(Data records for software interfaces)
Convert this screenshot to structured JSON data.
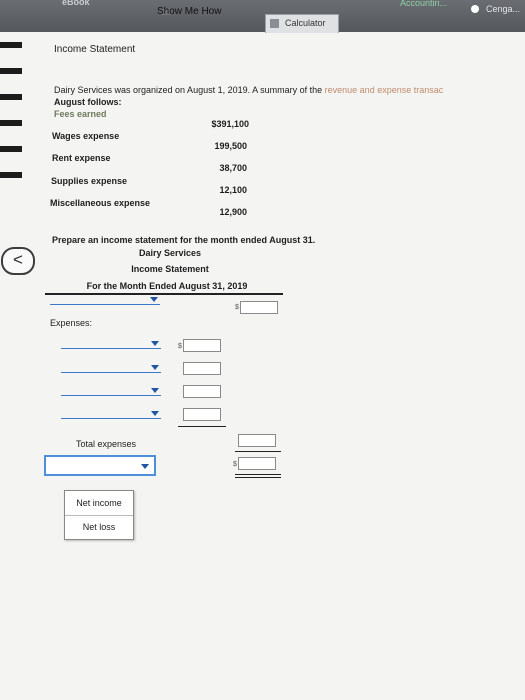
{
  "topbar": {
    "ebook_label": "eBook",
    "show_me_how": "Show Me How",
    "calculator": "Calculator",
    "accounting": "Accountin...",
    "cengage": "Cenga..."
  },
  "section_title": "Income Statement",
  "intro_line1_a": "Dairy Services was organized on August 1, 2019. A summary of the ",
  "intro_line1_b": "revenue and expense transac",
  "intro_line2": "August follows:",
  "accounts": [
    {
      "name": "Fees earned",
      "amount": "$391,100"
    },
    {
      "name": "Wages expense",
      "amount": "199,500"
    },
    {
      "name": "Rent expense",
      "amount": "38,700"
    },
    {
      "name": "Supplies expense",
      "amount": "12,100"
    },
    {
      "name": "Miscellaneous expense",
      "amount": "12,900"
    }
  ],
  "prompt": "Prepare an income statement for the month ended August 31.",
  "statement": {
    "company": "Dairy Services",
    "title": "Income Statement",
    "period": "For the Month Ended August 31, 2019",
    "expenses_label": "Expenses:",
    "total_expenses_label": "Total expenses",
    "dollar_sign": "$"
  },
  "net_options": [
    "Net income",
    "Net loss"
  ]
}
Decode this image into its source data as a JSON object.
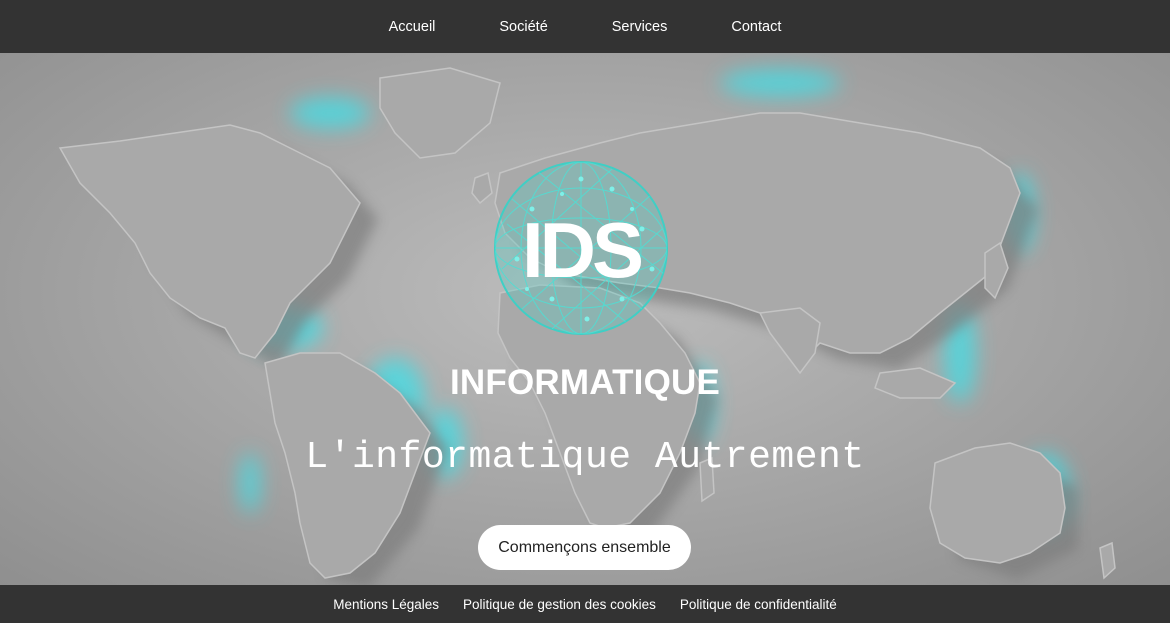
{
  "nav": {
    "items": [
      {
        "label": "Accueil"
      },
      {
        "label": "Société"
      },
      {
        "label": "Services"
      },
      {
        "label": "Contact"
      }
    ]
  },
  "hero": {
    "logo_text": "IDS",
    "title": "INFORMATIQUE",
    "tagline": "L'informatique Autrement",
    "cta_label": "Commençons ensemble"
  },
  "footer": {
    "links": [
      {
        "label": "Mentions Légales"
      },
      {
        "label": "Politique de gestion des cookies"
      },
      {
        "label": "Politique de confidentialité"
      }
    ]
  },
  "colors": {
    "bar_bg": "#333333",
    "glow": "#3fe0e8",
    "logo_teal": "#3fcfc5",
    "land": "#a9a9a9"
  },
  "icons": {
    "logo": "globe-network-logo"
  }
}
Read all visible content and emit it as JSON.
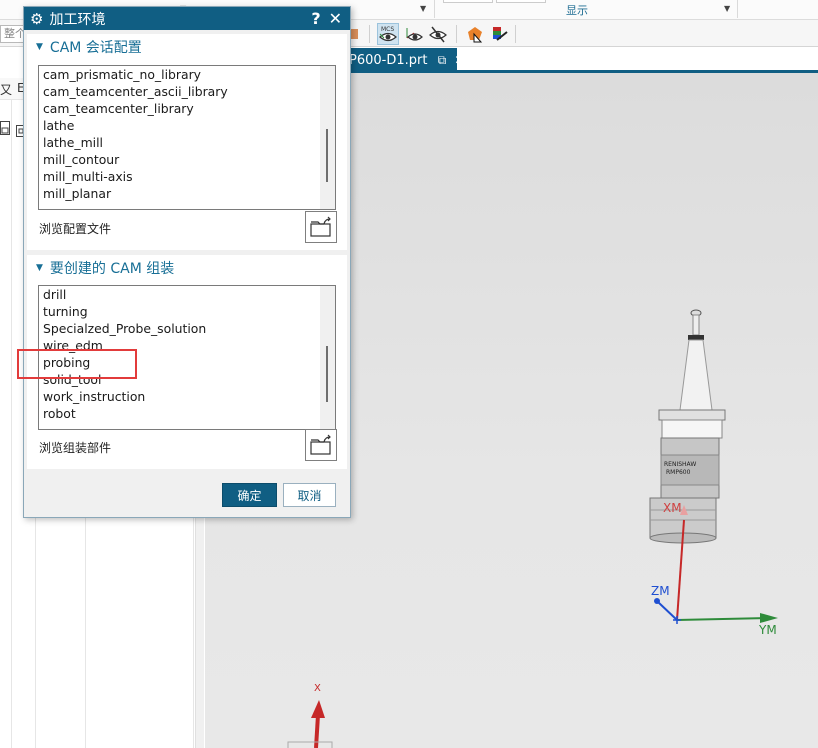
{
  "ribbon": {
    "display_group_label": "显示"
  },
  "toolbar": {
    "search_placeholder": "整个",
    "icons": [
      "mcs-eye-icon",
      "show-eye-icon",
      "hide-eye-icon",
      "orange-cube-arrow-icon",
      "stacked-layers-icon"
    ]
  },
  "tab": {
    "label": "P600-D1.prt"
  },
  "dialog": {
    "title": "加工环境",
    "help_label": "?",
    "close_label": "✕",
    "session_section": {
      "title": "CAM 会话配置",
      "items": [
        "cam_prismatic_no_library",
        "cam_teamcenter_ascii_library",
        "cam_teamcenter_library",
        "lathe",
        "lathe_mill",
        "mill_contour",
        "mill_multi-axis",
        "mill_planar"
      ],
      "scroll_position": 0.55,
      "browse_label": "浏览配置文件"
    },
    "setup_section": {
      "title": "要创建的 CAM 组装",
      "items": [
        "drill",
        "turning",
        "Specialzed_Probe_solution",
        "wire_edm",
        "probing",
        "solid_tool",
        "work_instruction",
        "robot"
      ],
      "highlighted_item": "probing",
      "scroll_position": 0.6,
      "browse_label": "浏览组装部件"
    },
    "ok_label": "确定",
    "cancel_label": "取消"
  },
  "viewport": {
    "axis_labels": {
      "xm": "XM",
      "ym": "YM",
      "zm": "ZM",
      "x": "X"
    },
    "colors": {
      "x_axis": "#c62828",
      "y_axis": "#2e8b3a",
      "z_axis": "#1f4fd1"
    }
  }
}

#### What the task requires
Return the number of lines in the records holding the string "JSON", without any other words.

#### Written solution
3